The original title for this post was “Reflections on Easter.” However, after I finished it, I got to thinking that this was actually a good introduction/lead-in to my next post – which is already written (part two), but I’m saving that one for Easter Sunday. So, if you’re a little confused about what relevance this post has to Pelagius and Augustine and the debate over Christian freedom, just hang in there until Sunday. Hopefully, it will all become a bit clearer, lol.
Oester is the old German word from where we got “Easter.” Oester was a, dare I say it, very ancient pagan celebration of spring. It usually occurred around the vernal equinox. Many of the secular traditions we Americans use to celebrate Easter, came to us through our ancient barbarian pagan ancestors. Just as it is for Christians, the holiday for pagans was a time of great joy. After all, winter was over and spring was here! The days were getting longer. The grass was green and the trees were budding. How could one not be happy and joyous when that happens?
One of the things that Christians during the dark ages and the middle ages did that irritates me is that they messed with the calendar. They added months. They changed months. They changed the dates for holidays to suit God knows who or what agenda, other than perhaps someone’s oversized ego. The early Christians, and I mean the really early Christians, used the Jewish lunar calendar-13 months. Several centuries later, the Roman Christians tried to synchronize the Julian/Augustine calendar with the Jewish lunar calendar. That did not work well as our current calendar shows.
Gregory the Great altered the Roman calendar and gave us the Gregorian calendar, which is pretty much what we still use. There have been some relatively minor adjustments over the last 1500 years, but all in all we use the Gregorian calendar. To try and mesh various calendars, Pope Gregory added a few days to the year, taking us from 360 days with a five-day period of celebration following the end of the year and before the start of the new year, two of a year of 365 days. However, astronomers have shown over the centuries that our journey around the sun, which takes a year, is not exactly 365 days… It is 365 ¼ days long. That is why, obviously, we have a leap year every fourth year.

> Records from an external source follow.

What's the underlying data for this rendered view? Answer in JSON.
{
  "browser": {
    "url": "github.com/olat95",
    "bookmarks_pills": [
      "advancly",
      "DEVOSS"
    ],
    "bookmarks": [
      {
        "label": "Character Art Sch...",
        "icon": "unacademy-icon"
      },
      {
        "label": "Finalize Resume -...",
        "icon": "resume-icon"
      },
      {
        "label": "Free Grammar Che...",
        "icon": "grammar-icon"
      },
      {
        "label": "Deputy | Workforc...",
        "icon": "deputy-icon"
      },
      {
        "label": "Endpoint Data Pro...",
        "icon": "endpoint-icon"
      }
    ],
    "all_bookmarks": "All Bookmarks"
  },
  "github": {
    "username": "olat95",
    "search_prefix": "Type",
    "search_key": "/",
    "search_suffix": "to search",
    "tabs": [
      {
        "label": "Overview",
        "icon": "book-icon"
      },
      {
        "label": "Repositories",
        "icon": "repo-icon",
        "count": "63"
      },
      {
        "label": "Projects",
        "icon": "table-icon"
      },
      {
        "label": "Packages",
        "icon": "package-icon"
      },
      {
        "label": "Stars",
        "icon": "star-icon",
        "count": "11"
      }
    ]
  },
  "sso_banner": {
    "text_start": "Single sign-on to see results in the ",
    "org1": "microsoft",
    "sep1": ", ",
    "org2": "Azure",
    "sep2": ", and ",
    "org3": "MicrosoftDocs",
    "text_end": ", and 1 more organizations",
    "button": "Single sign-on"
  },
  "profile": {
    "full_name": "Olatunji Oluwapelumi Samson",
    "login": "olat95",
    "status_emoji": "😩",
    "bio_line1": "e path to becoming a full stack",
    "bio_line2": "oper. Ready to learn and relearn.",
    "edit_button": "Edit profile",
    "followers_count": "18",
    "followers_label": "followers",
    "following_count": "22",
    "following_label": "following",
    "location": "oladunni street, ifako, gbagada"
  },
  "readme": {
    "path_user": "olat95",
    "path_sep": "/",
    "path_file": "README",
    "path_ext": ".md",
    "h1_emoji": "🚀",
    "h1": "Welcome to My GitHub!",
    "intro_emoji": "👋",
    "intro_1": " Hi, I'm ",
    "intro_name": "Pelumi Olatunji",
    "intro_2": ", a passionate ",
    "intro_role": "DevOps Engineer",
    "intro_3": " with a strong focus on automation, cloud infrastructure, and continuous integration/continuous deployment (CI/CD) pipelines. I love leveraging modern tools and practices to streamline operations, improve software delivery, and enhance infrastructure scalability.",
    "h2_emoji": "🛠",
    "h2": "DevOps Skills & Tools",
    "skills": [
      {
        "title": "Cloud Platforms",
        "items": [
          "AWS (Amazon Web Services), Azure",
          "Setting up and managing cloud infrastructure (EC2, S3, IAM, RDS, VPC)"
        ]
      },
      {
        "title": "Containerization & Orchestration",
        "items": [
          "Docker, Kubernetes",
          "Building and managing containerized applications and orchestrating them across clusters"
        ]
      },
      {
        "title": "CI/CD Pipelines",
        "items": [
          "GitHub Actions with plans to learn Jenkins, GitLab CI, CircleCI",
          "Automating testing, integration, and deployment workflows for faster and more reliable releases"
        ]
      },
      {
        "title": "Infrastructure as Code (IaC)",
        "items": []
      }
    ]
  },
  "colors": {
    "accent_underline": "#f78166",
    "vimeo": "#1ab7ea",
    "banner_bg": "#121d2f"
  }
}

Trying to calculate the date for Easter has been a source of great controversy. Eastern orthodox Christians celebrate Easter on a different date than we do. So do, I believe, the Coptic Christians. The only thing we really know about Easter as far as the date is concerned is that Jesus was crucified on the Friday or the beginning of Passover. We are not even sure of the exact year that the crucifixion took place: somewhere around 30 or 33 A.D. we actually have more precise information about the date for Easter – the crucifixion – then we do for Christmas – the Nativity. From what I have read on the research on that date, Jesus more than likely was born sometime in the early spring, not late winter. The evidence for that is references in the Gospels about how the shepherds were watching over their newborn lambs. Lambs and kids (baby goats) are born around late February or early March. I know this for a fact because I have raised goats. If there were baby sheep or baby goats being watched over by shepherds, that means it was around the time of the Vernal Equinox rather than the winter solstice. Like Easter, Christmas dating has little to do with the actual dates for events in Jesus’ life and more to do with the conversion of the barbarian pagans of Europe. Sorry if that offends anyone, but if you do your research yourself, you will see I speak the truth. (Whatever that is, lol!)
If Christians cannot agree on the date for the crucifixion or the Nativity, how do they expect people to take the Gospels seriously? We Christians tend to criticize Muslims because of their sectarian splits dating back to the death of Mohammed. For those of you who were unfamiliar with Islam, it has two major branches – Shiite and Sunni. The argument came over who would succeed Mohammed. The Shiites supported Ali, the husband of Fatima, Mohammed’s daughter. The Sunni supported someone else (look up the name of the first Caliph). He, rather than Ali, has been recognized by most Muslims as the first Caliph. Muslims are still fighting over that succession 1500 years later. We Christians have been fighting over the date of Easter for that long if not longer. As Jesus said, do not look to remove the speck from your brother’s eye until you have removed the log from your eye, or something very close to that. It is amazing the hypocrisy that is fostered by the Judeo-Christian-Islamic tradition. We seem to forget that we are all the children of Abraham, people of The Book, and most importantly, the children of God/Allah/Jehovah or whatever other name you choose to use for him or her. (No sexist tradition here! lol)
I think we need to stop fighting over our differences and stop trying to convert each other to one or the other or the other(no, that is not a typo. The duplication is intentional). Let’s focus on what we share in common(which is a great deal). If we do that, we might actually see the manifestation of the kingdom of God on earth.